Dataset rows describing interfaces:
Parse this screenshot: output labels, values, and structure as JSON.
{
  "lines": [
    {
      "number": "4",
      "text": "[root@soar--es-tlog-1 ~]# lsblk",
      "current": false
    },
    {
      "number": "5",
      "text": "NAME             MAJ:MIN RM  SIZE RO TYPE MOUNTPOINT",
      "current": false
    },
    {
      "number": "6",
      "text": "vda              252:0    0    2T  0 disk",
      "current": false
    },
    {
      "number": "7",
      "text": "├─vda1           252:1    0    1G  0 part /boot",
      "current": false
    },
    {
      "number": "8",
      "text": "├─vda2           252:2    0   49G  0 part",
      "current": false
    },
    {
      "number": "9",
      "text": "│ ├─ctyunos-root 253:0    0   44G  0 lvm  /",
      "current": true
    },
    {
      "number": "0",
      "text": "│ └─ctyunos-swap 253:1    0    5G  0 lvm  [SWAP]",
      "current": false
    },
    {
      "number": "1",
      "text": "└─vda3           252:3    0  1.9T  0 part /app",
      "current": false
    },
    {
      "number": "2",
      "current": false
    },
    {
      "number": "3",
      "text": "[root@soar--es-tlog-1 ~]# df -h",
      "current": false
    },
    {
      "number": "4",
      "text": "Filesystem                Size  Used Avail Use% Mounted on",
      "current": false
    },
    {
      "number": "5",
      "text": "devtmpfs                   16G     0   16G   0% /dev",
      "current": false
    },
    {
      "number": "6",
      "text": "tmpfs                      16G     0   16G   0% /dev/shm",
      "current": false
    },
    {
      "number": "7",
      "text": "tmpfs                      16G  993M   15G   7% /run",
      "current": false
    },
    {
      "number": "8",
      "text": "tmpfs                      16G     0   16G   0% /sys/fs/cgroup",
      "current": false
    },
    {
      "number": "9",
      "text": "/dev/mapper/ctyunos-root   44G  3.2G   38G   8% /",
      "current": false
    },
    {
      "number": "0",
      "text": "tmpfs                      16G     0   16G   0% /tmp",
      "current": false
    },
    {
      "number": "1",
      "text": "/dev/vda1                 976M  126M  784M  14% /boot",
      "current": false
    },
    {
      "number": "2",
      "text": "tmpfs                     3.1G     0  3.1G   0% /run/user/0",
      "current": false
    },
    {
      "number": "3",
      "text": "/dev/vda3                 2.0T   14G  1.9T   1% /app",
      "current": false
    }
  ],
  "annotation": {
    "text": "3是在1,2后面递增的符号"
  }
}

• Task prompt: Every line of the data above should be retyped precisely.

• Task output:
Parse this screenshot: output labels, values, and structure as JSON.
{
  "lines": [
    {
      "number": "4",
      "text": "[root@soar--es-tlog-1 ~]# lsblk",
      "current": false
    },
    {
      "number": "5",
      "text": "NAME             MAJ:MIN RM  SIZE RO TYPE MOUNTPOINT",
      "current": false
    },
    {
      "number": "6",
      "text": "vda              252:0    0    2T  0 disk",
      "current": false
    },
    {
      "number": "7",
      "text": "├─vda1           252:1    0    1G  0 part /boot",
      "current": false
    },
    {
      "number": "8",
      "text": "├─vda2           252:2    0   49G  0 part",
      "current": false
    },
    {
      "number": "9",
      "text": "│ ├─ctyunos-root 253:0    0   44G  0 lvm  /",
      "current": true
    },
    {
      "number": "0",
      "text": "│ └─ctyunos-swap 253:1    0    5G  0 lvm  [SWAP]",
      "current": false
    },
    {
      "number": "1",
      "text": "└─vda3           252:3    0  1.9T  0 part /app",
      "current": false
    },
    {
      "number": "2",
      "current": false
    },
    {
      "number": "3",
      "text": "[root@soar--es-tlog-1 ~]# df -h",
      "current": false
    },
    {
      "number": "4",
      "text": "Filesystem                Size  Used Avail Use% Mounted on",
      "current": false
    },
    {
      "number": "5",
      "text": "devtmpfs                   16G     0   16G   0% /dev",
      "current": false
    },
    {
      "number": "6",
      "text": "tmpfs                      16G     0   16G   0% /dev/shm",
      "current": false
    },
    {
      "number": "7",
      "text": "tmpfs                      16G  993M   15G   7% /run",
      "current": false
    },
    {
      "number": "8",
      "text": "tmpfs                      16G     0   16G   0% /sys/fs/cgroup",
      "current": false
    },
    {
      "number": "9",
      "text": "/dev/mapper/ctyunos-root   44G  3.2G   38G   8% /",
      "current": false
    },
    {
      "number": "0",
      "text": "tmpfs                      16G     0   16G   0% /tmp",
      "current": false
    },
    {
      "number": "1",
      "text": "/dev/vda1                 976M  126M  784M  14% /boot",
      "current": false
    },
    {
      "number": "2",
      "text": "tmpfs                     3.1G     0  3.1G   0% /run/user/0",
      "current": false
    },
    {
      "number": "3",
      "text": "/dev/vda3                 2.0T   14G  1.9T   1% /app",
      "current": false
    }
  ],
  "annotation": {
    "text": "3是在1,2后面递增的符号"
  }
}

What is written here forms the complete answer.